Laura Scuriatti

Revolutionary Power of Women’s Laughter (London: Routledge, 1999), p. 60. 22 This is something which Leon Battista Alberti also formulated in terms of a grid-like visual construction. 23 Eakin’s painting interestingly also serves as an illustration for the 1994 £1 Penguin edition of Frankenstein. 24 Isaak, Feminism and Contemporary Art , p. 60. 25 Butler, ‘Subjects of sex/gender/desire’, p. 280. 26 As Hentschel’s study makes clear, this does not

in The last taboo
Generic experimentation in My Life as a Man, The Counterlife, The Facts, Deception and Operation Shylock
David Brauner

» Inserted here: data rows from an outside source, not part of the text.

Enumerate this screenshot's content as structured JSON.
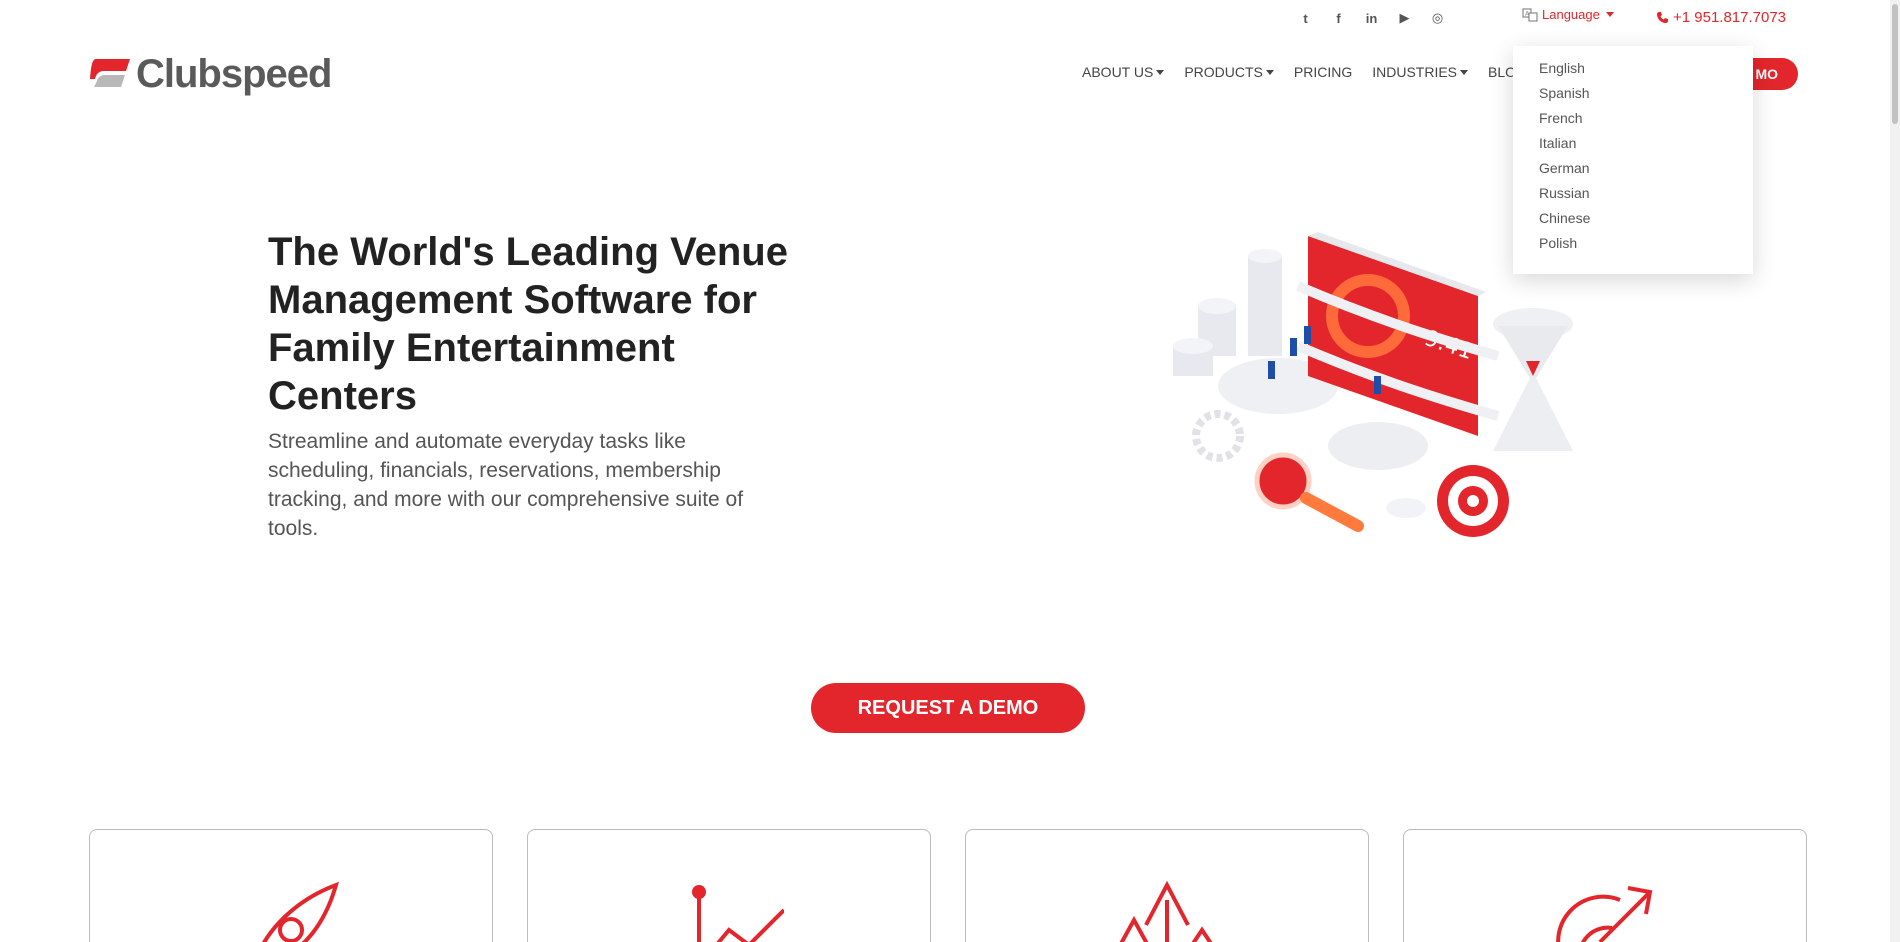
{
  "brand": {
    "name": "Clubspeed",
    "accent": "#e3262c",
    "text_gray": "#5a5a5a"
  },
  "topbar": {
    "social": [
      {
        "icon": "twitter-icon",
        "glyph": "t"
      },
      {
        "icon": "facebook-icon",
        "glyph": "f"
      },
      {
        "icon": "linkedin-icon",
        "glyph": "in"
      },
      {
        "icon": "youtube-icon",
        "glyph": "▶"
      },
      {
        "icon": "instagram-icon",
        "glyph": "◎"
      }
    ],
    "language_label": "Language",
    "phone": "+1 951.817.7073"
  },
  "nav": {
    "items": [
      {
        "label": "ABOUT US",
        "dropdown": true
      },
      {
        "label": "PRODUCTS",
        "dropdown": true
      },
      {
        "label": "PRICING",
        "dropdown": false
      },
      {
        "label": "INDUSTRIES",
        "dropdown": true
      },
      {
        "label": "BLOG",
        "dropdown": false
      }
    ],
    "demo_partial": "MO"
  },
  "language_menu": {
    "options": [
      "English",
      "Spanish",
      "French",
      "Italian",
      "German",
      "Russian",
      "Chinese",
      "Polish"
    ]
  },
  "hero": {
    "title": "The World's Leading Venue Management Software for Family Entertainment Centers",
    "subtitle": "Streamline and automate everyday tasks like scheduling, financials, reservations, membership tracking, and more with our comprehensive suite of tools.",
    "illustration_clock": "9:41"
  },
  "cta": {
    "label": "REQUEST A DEMO"
  },
  "cards": [
    {
      "icon": "rocket-icon"
    },
    {
      "icon": "growth-chart-icon"
    },
    {
      "icon": "up-arrows-icon"
    },
    {
      "icon": "target-arrow-icon"
    }
  ]
}
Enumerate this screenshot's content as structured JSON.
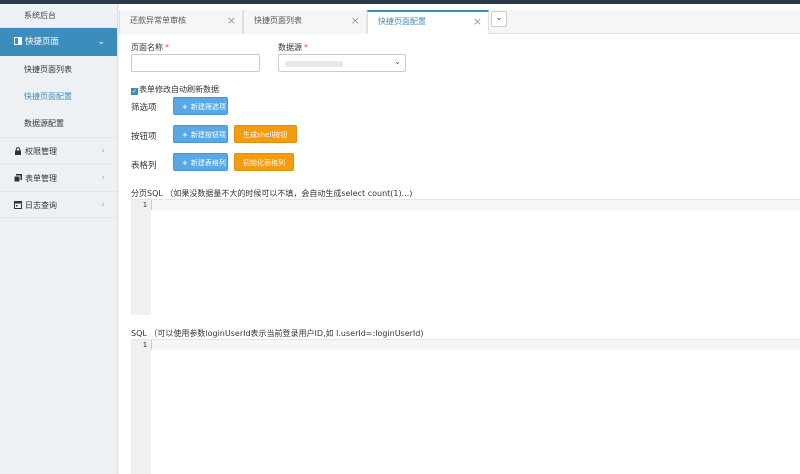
{
  "sidebar": {
    "title": "系统后台",
    "active_group": "快捷页面",
    "sub_items": [
      "快捷页面列表",
      "快捷页面配置",
      "数据源配置"
    ],
    "active_sub_index": 1,
    "groups": [
      "权限管理",
      "表单管理",
      "日志查询"
    ]
  },
  "tabs": [
    {
      "label": "还款异常单审核"
    },
    {
      "label": "快捷页面列表"
    },
    {
      "label": "快捷页面配置",
      "active": true
    }
  ],
  "tab_more_icon": "chevron-down-icon",
  "form": {
    "page_name_label": "页面名称",
    "page_name_value": "",
    "datasource_label": "数据源",
    "datasource_value": "",
    "required_mark": "*",
    "auto_refresh_label": "表单修改自动刷新数据",
    "auto_refresh_checked": true,
    "filter_label": "筛选项",
    "add_filter_btn": "新建筛选项",
    "button_label": "按钮项",
    "add_button_btn": "新建按钮项",
    "gen_shell_btn": "生成shell按钮",
    "table_col_label": "表格列",
    "add_col_btn": "新建表格列",
    "init_cols_btn": "初始化表格列"
  },
  "paging_sql": {
    "label": "分页SQL",
    "hint": "（如果没数据量不大的时候可以不填，会自动生成select count(1)...)",
    "line_number": "1"
  },
  "sql": {
    "label": "SQL",
    "hint": "（可以使用参数loginUserId表示当前登录用户ID,如 l.userId=:loginUserId)",
    "line_number": "1"
  },
  "colors": {
    "accent": "#3c8dbc",
    "blue_button": "#5aa9e6",
    "orange_button": "#f39c12"
  }
}
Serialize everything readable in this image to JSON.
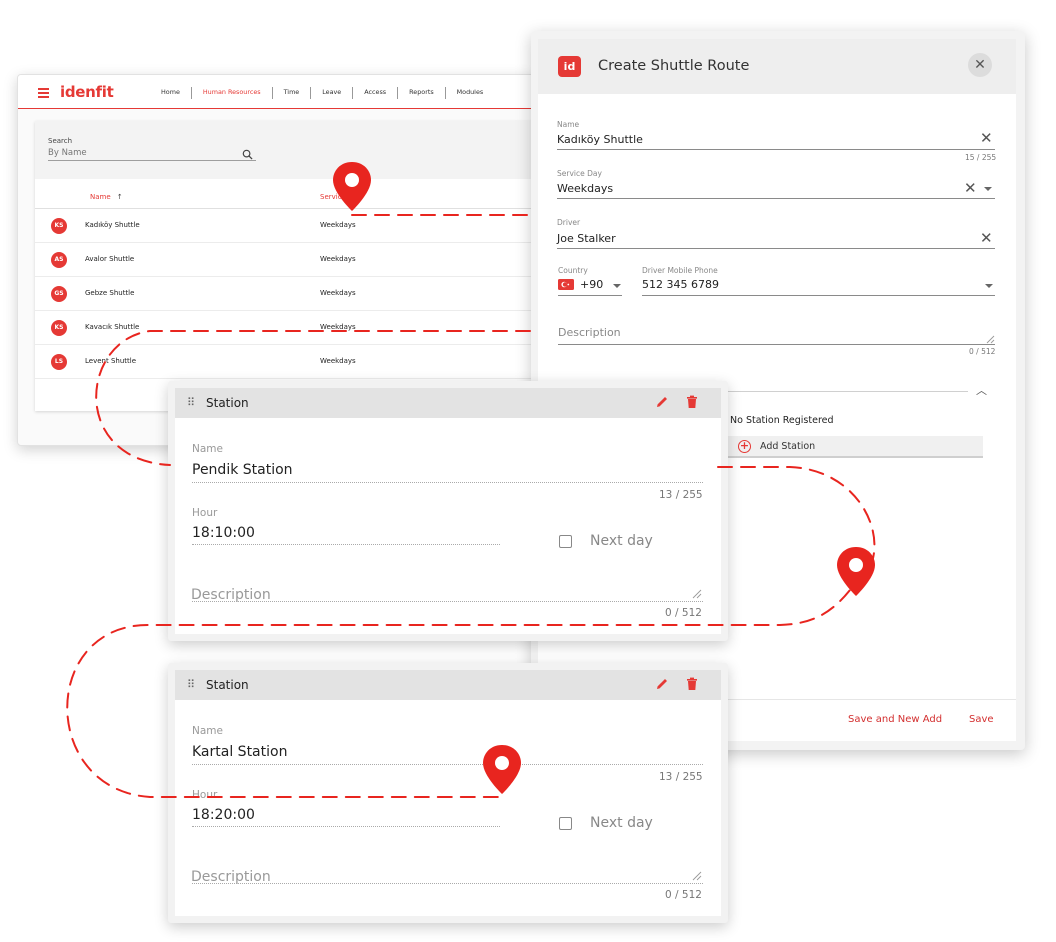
{
  "app": {
    "logo": "idenfit",
    "nav": [
      "Home",
      "Human Resources",
      "Time",
      "Leave",
      "Access",
      "Reports",
      "Modules"
    ],
    "active_nav": "Human Resources"
  },
  "list": {
    "search_label": "Search",
    "search_placeholder": "By Name",
    "col_name": "Name",
    "col_name_sort": "↑",
    "col_day": "Service Day",
    "rows": [
      {
        "initials": "KS",
        "name": "Kadıköy Shuttle",
        "day": "Weekdays"
      },
      {
        "initials": "AS",
        "name": "Avalor Shuttle",
        "day": "Weekdays"
      },
      {
        "initials": "GS",
        "name": "Gebze Shuttle",
        "day": "Weekdays"
      },
      {
        "initials": "KS",
        "name": "Kavacık Shuttle",
        "day": "Weekdays"
      },
      {
        "initials": "LS",
        "name": "Levent Shuttle",
        "day": "Weekdays"
      }
    ]
  },
  "dialog": {
    "logo": "id",
    "title": "Create Shuttle Route",
    "close": "✕",
    "name_label": "Name",
    "name_value": "Kadıköy Shuttle",
    "name_count": "15 / 255",
    "service_label": "Service Day",
    "service_value": "Weekdays",
    "driver_label": "Driver",
    "driver_value": "Joe Stalker",
    "country_label": "Country",
    "country_code": "+90",
    "phone_label": "Driver Mobile Phone",
    "phone_value": "512 345 6789",
    "description_placeholder": "Description",
    "description_count": "0 / 512",
    "no_station": "No Station Registered",
    "add_station": "Add Station",
    "save_new": "Save and New Add",
    "save": "Save"
  },
  "stations": [
    {
      "title": "Station",
      "name_label": "Name",
      "name_value": "Pendik Station",
      "name_count": "13 / 255",
      "hour_label": "Hour",
      "hour_value": "18:10:00",
      "next_day_label": "Next day",
      "description_placeholder": "Description",
      "description_count": "0 / 512"
    },
    {
      "title": "Station",
      "name_label": "Name",
      "name_value": "Kartal Station",
      "name_count": "13 / 255",
      "hour_label": "Hour",
      "hour_value": "18:20:00",
      "next_day_label": "Next day",
      "description_placeholder": "Description",
      "description_count": "0 / 512"
    }
  ],
  "colors": {
    "brand": "#e53935",
    "route_line": "#e8251f"
  }
}
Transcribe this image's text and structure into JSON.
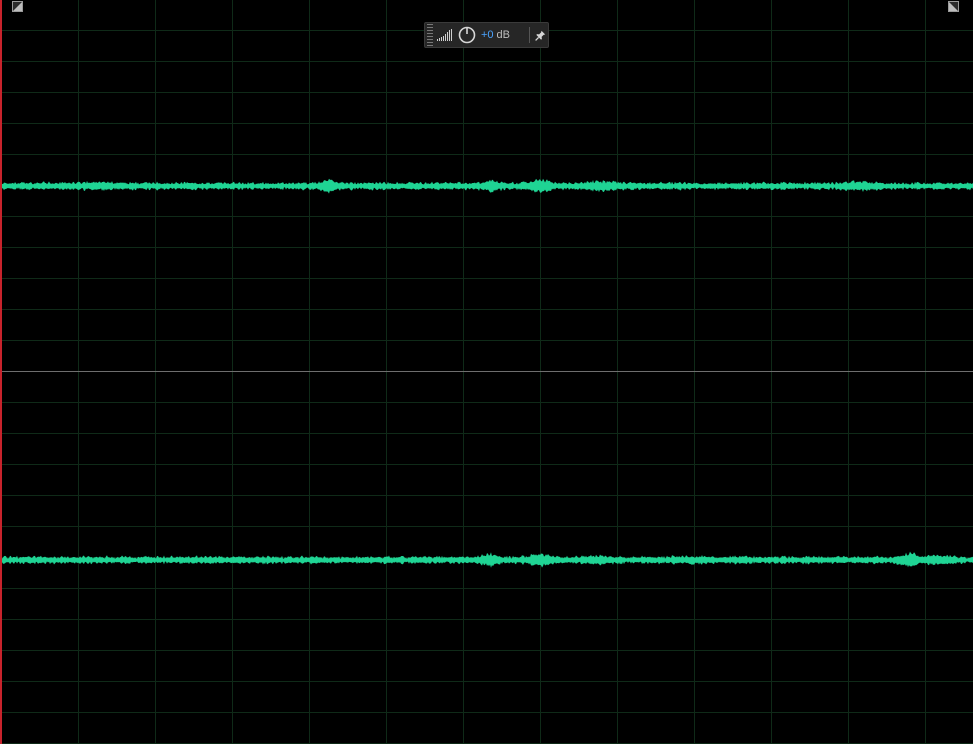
{
  "hud": {
    "volume_value": "+0",
    "volume_unit": "dB",
    "icons": {
      "level_meter": "signal-level-icon",
      "knob": "volume-knob-icon",
      "pin": "pin-icon"
    }
  },
  "toggles": {
    "left": "channel-toggle-left-icon",
    "right": "channel-toggle-right-icon"
  },
  "colors": {
    "background": "#000000",
    "waveform": "#1fd494",
    "playhead": "#c8232c",
    "grid": "#0f2a18",
    "divider": "#6e6e6e",
    "hud_value": "#4aa3ff"
  },
  "channels": [
    "left-channel",
    "right-channel"
  ]
}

2005: 3). In his previous novel, Glamorama (1997), Ellis had satirised the contemporary obsession with celebrity; in Lunar Park he turns the spotlight on his own éclat, casting himself in the role of a Frankenstein whose monstrous creations become their author’s nemesis. Like the ‘Roth’ of Operation Shylock, the ‘Ellis’ of Lunar Park encounters a fellow writer – in this case, Jay McInerney – who in the unwritten world is a friend and rival of the real Ellis, and who in the novel functions as one of a number of doubles for ‘Ellis’, as Appelfeld does for ‘Roth’.32 Like

in Philip Roth
Catherine Maxwell

his conformities to Dante, the really imaginative vividness, namely, of his personifications – his hold upon them, or rather their hold upon him, with the force of a Frankenstein, when once they have taken life from him’ (Pater 1910, App 213, 208). 10 In his essay ‘Raphael’ (1892), Pater praises the artist’s ‘transmission to others of complex and difficult ideas’, explaining how ‘By him theoretic conceptions are addressed, so to speak, to the intelligence of the eye’, and commenting ‘Plato, as you know supposed a kind of visible loveliness about ideas’ (Pater

in Second sight
Robert Duggan

reading that is sometimes employed when dealing with novels that are deemed grotesque or fantastic. This economy of reading views the reader as someone who places an investment in the text from which they must recoup a suitable return, as Scott’s view of Mary Shelley’s Frankenstein attests: In such cases the admission of the marvellous expressly resembles a sort of extra-money paid at the door of a lecture-room, – it is a concession which must be made to the author, and for which the reader is to receive value in modern instruction. But the fantastic of which we are now

in The grotesque in contemporary British fiction